++++ Exercise material ++++

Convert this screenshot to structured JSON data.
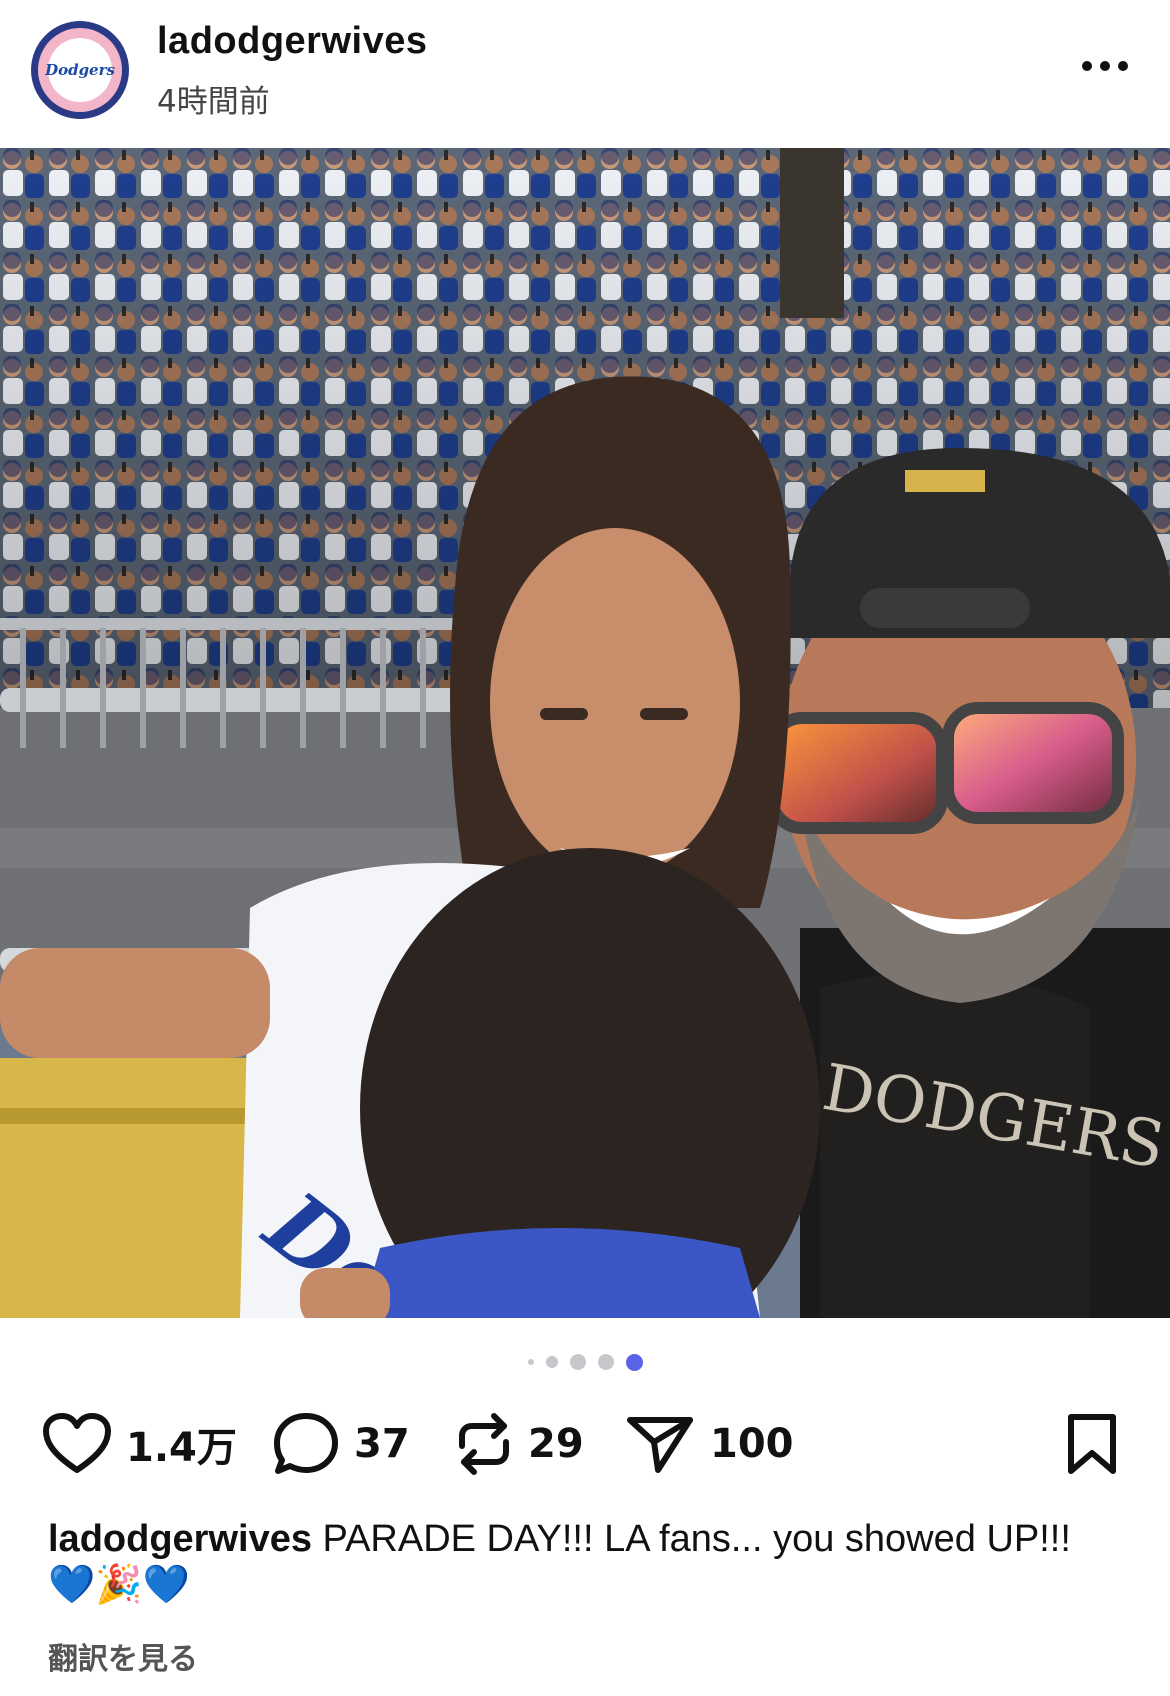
{
  "post": {
    "username": "ladodgerwives",
    "timestamp": "4時間前",
    "avatar_icon": "dodgers-wives-logo-icon",
    "avatar_text": "Dodgers"
  },
  "carousel": {
    "total": 5,
    "active_index": 4,
    "active_color": "#5b63e8",
    "inactive_color": "#c6c8cc"
  },
  "actions": {
    "likes": "1.4万",
    "comments": "37",
    "reposts": "29",
    "shares": "100"
  },
  "caption": {
    "username": "ladodgerwives",
    "text": "PARADE DAY!!! LA fans... you showed UP!!! 💙🎉💙"
  },
  "translate_label": "翻訳を見る"
}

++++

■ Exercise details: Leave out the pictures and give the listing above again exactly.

■ Output:
Convert this screenshot to structured JSON data.
{
  "post": {
    "username": "ladodgerwives",
    "timestamp": "4時間前",
    "avatar_icon": "dodgers-wives-logo-icon",
    "avatar_text": "Dodgers"
  },
  "carousel": {
    "total": 5,
    "active_index": 4,
    "active_color": "#5b63e8",
    "inactive_color": "#c6c8cc"
  },
  "actions": {
    "likes": "1.4万",
    "comments": "37",
    "reposts": "29",
    "shares": "100"
  },
  "caption": {
    "username": "ladodgerwives",
    "text": "PARADE DAY!!! LA fans... you showed UP!!! 💙🎉💙"
  },
  "translate_label": "翻訳を見る"
}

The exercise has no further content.